Safety: Treatment-emergent AEs occurred in 8 subjects in the 30 mg group (89%), 18 subjects in the 15 mg group (100%), 8 subjects in the 7.5 mg group (89%), and 9 subjects in the placebo group (75%). The most common treatment-emergent AEs were rhinitis (56% of 30 mg subjects, 78% of 15 mg subjects, 56% of 7.5 mg subjects, and 17% of placebo subjects), taste perverse (44% of 30 mg subjects, 67% of 15 mg subjects, 11% of 7.5 mg subjects, and 0% of placebo subjects), pharyngitis (56% of 30 mg subjects, 44% of 15 mg subjects, 0% of 7.5 mg subjects, and 0% of placebo subjects), headache (11% of 30 mg subjects, 44% of 15 mg subjects, 22% of 7.5 mg subjects, and 17% of placebo subjects), and nausea (11% of 30 mg subjects, 33% of 15 mg subjects, 22% of 7.5 mg subjects, and 25% of placebo subjects). Of the most commonly occurring AEs (rhinitis, taste perverse, pharyngitis, headache, and nausea), all were considered related to study drug.
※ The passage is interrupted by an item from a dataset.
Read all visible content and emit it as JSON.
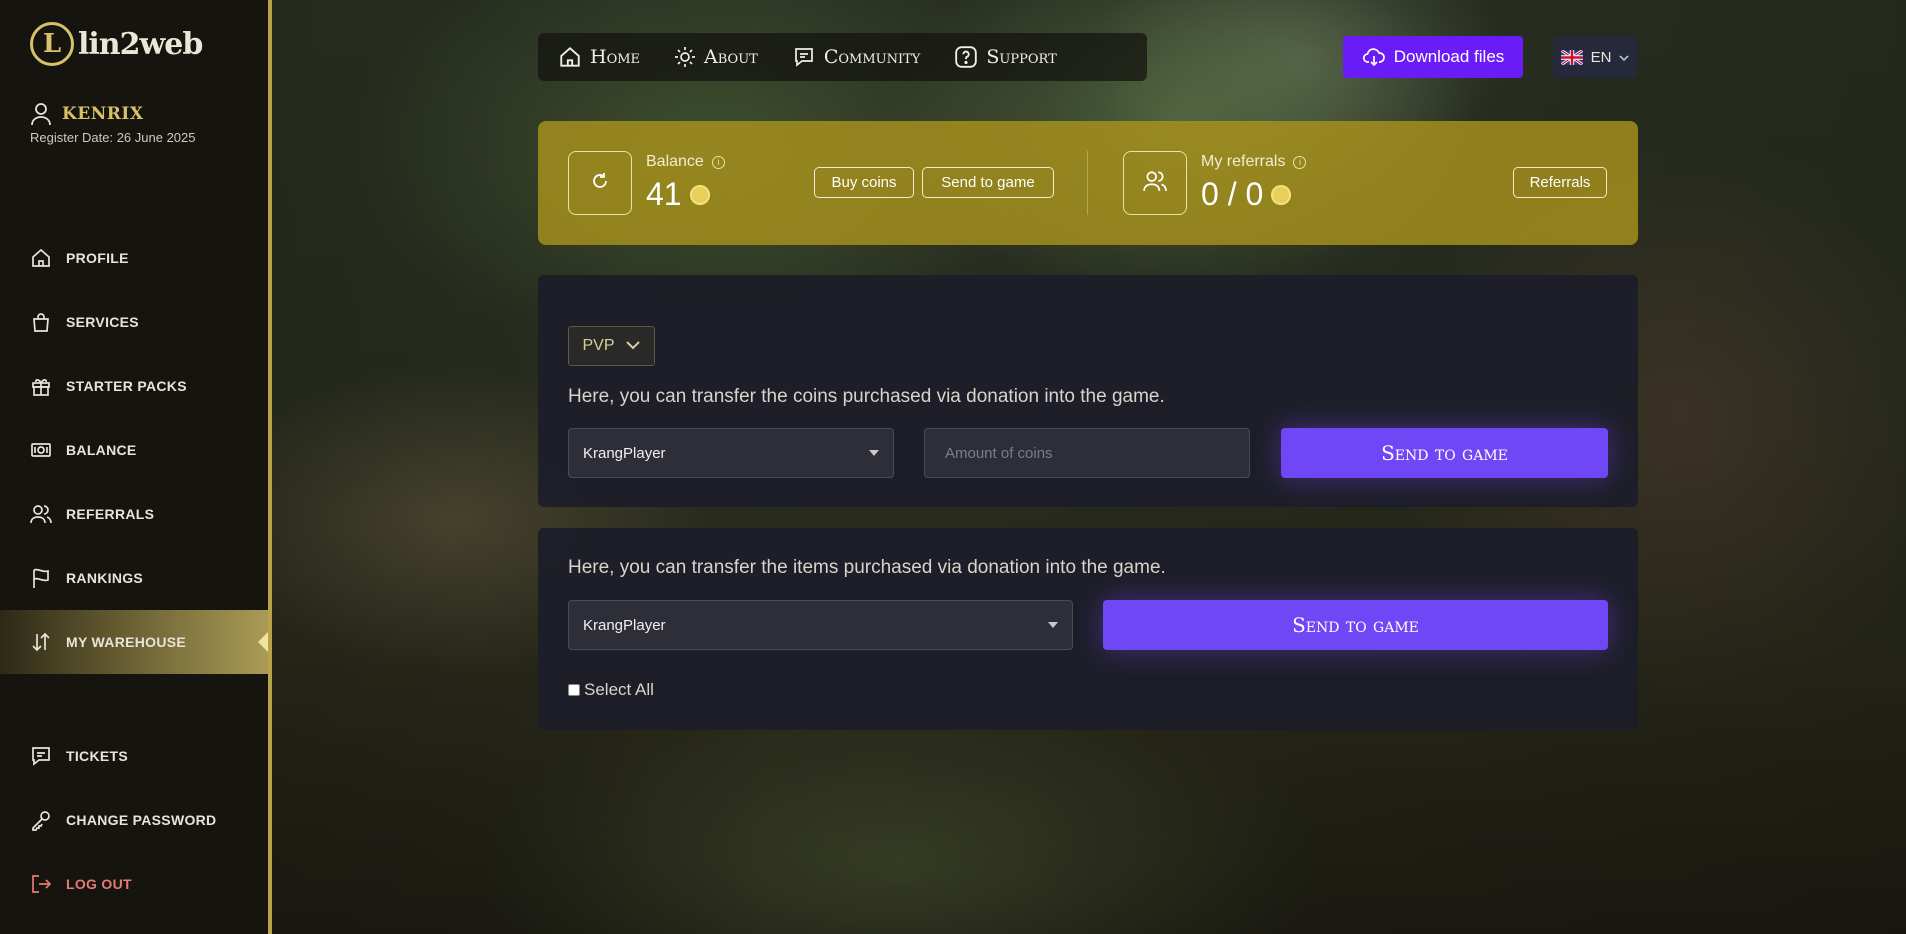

The majority of the AEs reported were mild in severity and decreased in frequency and severity over seven days of repeated administration (up to 22 exposures per subject).

Severe adverse events were reported by three patients, vomit (6% in the 15 mg group) and rhinitis (6% in the 15 mg group and 11% in the 7.5 mg group). There were no noteworthy laboratory values noted on Day 8 or at study exit. No noteworthy changes in blood pressure, pulse, or respiratory rate were recorded during the study. The most common abnormal screening physical examination findings were in the skin system (40 occurrences; 89% of subjects in the 30 mg and 15 mg groups, 78% of the 7.5 mg group, and 75% of the placebo group) and in the mouth/throat/neck system (23 occurrences; 67% of the 30 mg group, 44% of the 15 mg group, 56% of the 7.5 mg group, and 33% of the placebo group).
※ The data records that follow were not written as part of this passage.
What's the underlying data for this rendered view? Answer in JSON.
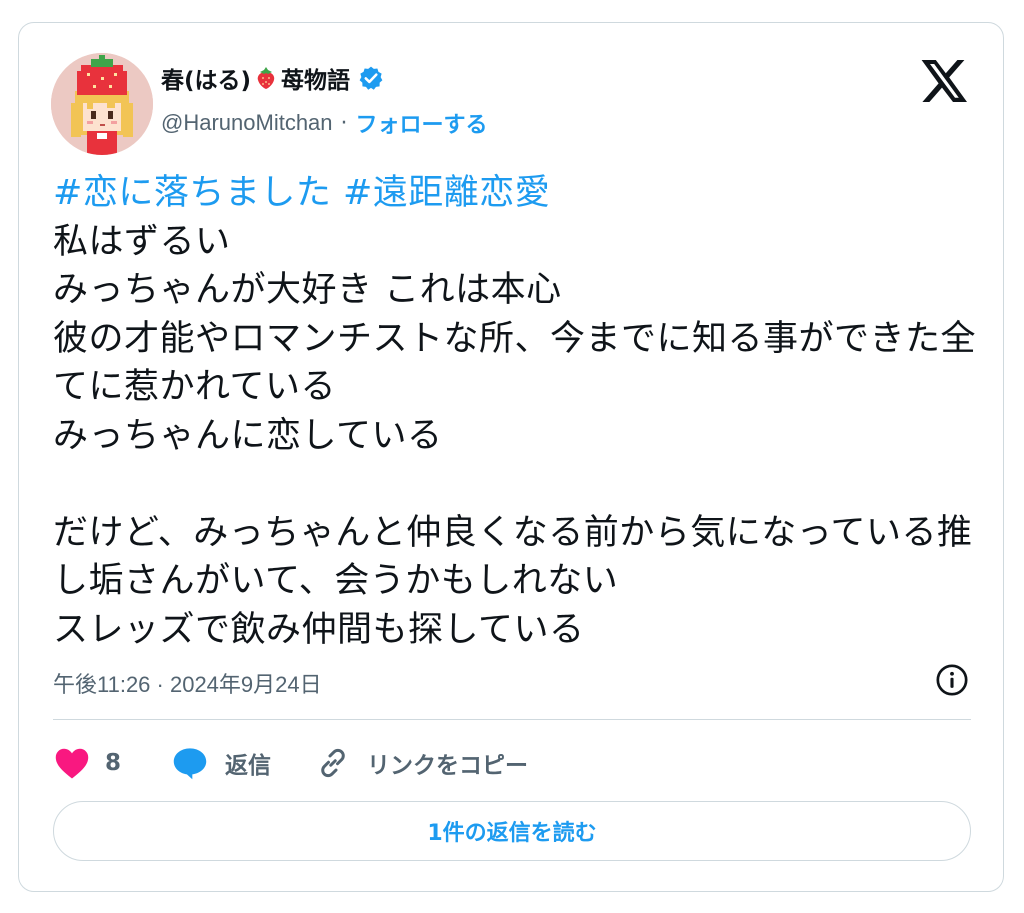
{
  "author": {
    "display_name": "春(はる)",
    "name_suffix": "苺物語",
    "handle": "@HarunoMitchan",
    "separator": "·",
    "follow_label": "フォローする"
  },
  "tweet": {
    "hashtags": [
      "#恋に落ちました",
      "#遠距離恋愛"
    ],
    "body": "私はずるい\nみっちゃんが大好き これは本心\n彼の才能やロマンチストな所、今までに知る事ができた全てに惹かれている\nみっちゃんに恋している\n\nだけど、みっちゃんと仲良くなる前から気になっている推し垢さんがいて、会うかもしれない\nスレッズで飲み仲間も探している",
    "timestamp": "午後11:26 · 2024年9月24日"
  },
  "actions": {
    "like_count": "8",
    "reply_label": "返信",
    "copy_link_label": "リンクをコピー",
    "read_replies_label": "1件の返信を読む"
  },
  "icons": {
    "avatar": "pixel-art-girl-strawberry-hat",
    "name_emoji": "strawberry-icon",
    "verified": "verified-badge-icon",
    "logo": "x-logo-icon",
    "info": "info-icon",
    "like": "heart-icon",
    "reply": "speech-bubble-icon",
    "copy": "link-icon"
  },
  "colors": {
    "accent": "#1d9bf0",
    "like": "#f91880",
    "text": "#0f1419",
    "secondary": "#536471",
    "border": "#cfd9de"
  }
}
CONCLUSION

The results of this study demonstrate that repeated dosing with self-administered intranasal morphine in the formulated vehicle is safe and well tolerated by male and female healthy volunteers. Pharmacokinetic results showed that the formulation was rapidly absorbed and achieved detectable concentrations in plasma within five minutes.

The present invention is not to be limited in scope by the specific embodiments described herein. Indeed, various modifications of the invention in addition to those described herein will become apparent to those skilled in the art from the foregoing description and the accompanying figures. Such modifications are intended to fall within the scope of the appended claims.

Patents, patent applications, publications, procedures, and the like are cited throughout this application and in the bibliography, the disclosures of which are incorporated herein by reference in their entireties.